The Meaning Behind the VMware Projects Photon and Lightwave
The company finally gets its own OS.
- By Dan Kusnetzky
Yesterday, Keith Ward reported on the new VMware open source container projects, called Photon and Lightwave. I thought it would be useful to examine these projects more closely to see what's behind these two efforts.
Dan's Take: All Your Base Are Belong To Us
It is not at all clear if VMware's motivation for creating these projects is to make life simpler for enterprises developing and deploying applications in today's increasingly virtual world, or to grab control of OS and other low-level functions from other suppliers. Let's consider the different aspects of this announcement.
Waving the Open Source Banner
I'm reminded of an article I wrote last November on the true value of open source. Just because a supplier puts a project out as open source, it doesn't always mean that the technology is totally free of encumbrances and is ready for all to use, modify and deploy as they see fit.
VMware's rolling these projects out under the GPLv2 license. Before getting too excited by the obvious potential of these two projects, it's really important to understand how this technology is going to be controlled; that is, who controls modifications and future deployment of this code?
Could this be just another competitive move by VMware to take control of the OS and important system components away from the current suppliers of that technology?

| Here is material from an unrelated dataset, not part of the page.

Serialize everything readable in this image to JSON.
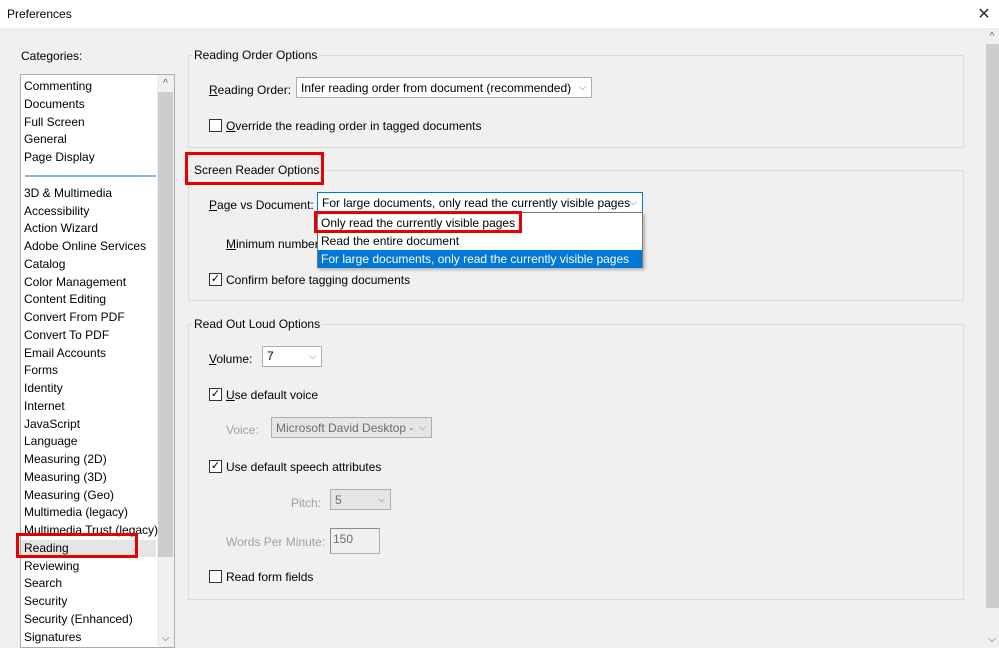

VMware has long contended with Microsoft, Red Hat, SUSE and other OS suppliers to be the primary vendor supporting virtualized environments.
Echoes of Active Directory
This reminds me of how Microsoft introduced Active Directory as a requirement for Windows-centric applications into a world in which all those functions were already being managed by Unix-based identity management and naming tools.
With Windows Server 2000, Microsoft added Active Directory to Windows, then adjusted many system services and supported Microsoft products to use it. Because organizations now had to use AD alongside the Unix-based identity management tools they were previously using, many organizations faced political and technical struggles over who would manage those system services, who would control them and how to synchronize identities and access control information across the boundary between the UNIX and Windows systems.
This pitted then-dominant UNIX-based enterprise IT organizations against the upcoming Windows-centric business unit IT organizations. Only later, after the political battle was in full force, did Microsoft offer cross-platform tools allowing interoperability.
If we consider Project Lightwave in this light, we'll see that every major Linux distribution includes many, if not all, of Project Lightwave's proposed features. It's not at all clear how -- or even if -- VMware will interact with the technology being offered by Red Hat, SUSE or any other supplier.
Most of these suppliers already have projects underway to interoperate with container technology, as well as other forms of virtualization technology (for more information on the seven layers of virtualization technology, please see, "The 7-layer Virtualization Model".)
Does this mean that VMware wants to wrest control of these important functions away from the current Linux distributions so that it can control more of the software stack at the heart of today's modern applications?
Who Controls the Operating System?
VMware has long competed with Microsoft and the Linux community to position itself as the source for the complete stack of software to support applications in a virtual world. To that end, it's acquired or built technology to address all seven virtualization layers.
Until the announcement of this project, however, it relied upon Microsoft and the Linux community to provide the OS to support applications, application frameworks, database engines and all the other software that created a full application environment. With the launch of Project Photon, VMware has thrown down the gauntlet and indicated its intention to compete with its former OS partners for this piece of the business.
While this is just the first salvo in what is likely to be a long competition, VMware appears to be taking on the established suppliers of OS and identity management software. It isn't at all clear how current applications, application frameworks, database engines and the like will be supported in the proposed eVMWare environment. Will, for example, Oracle certify and support its applications, development and deployment tools, and database products in VMware's environment? What about IBM and its applications and tools?
Sit back, everyone. This is going to be interesting.
About the Author
Daniel Kusnetzky, a reformed software engineer and product manager, founded Kusnetzky Group LLC in 2006. He's literally written the book on virtualization and often comments on cloud computing, mobility and systems software. He has been a business unit manager at a hardware company and head of corporate marketing and strategy at a software company.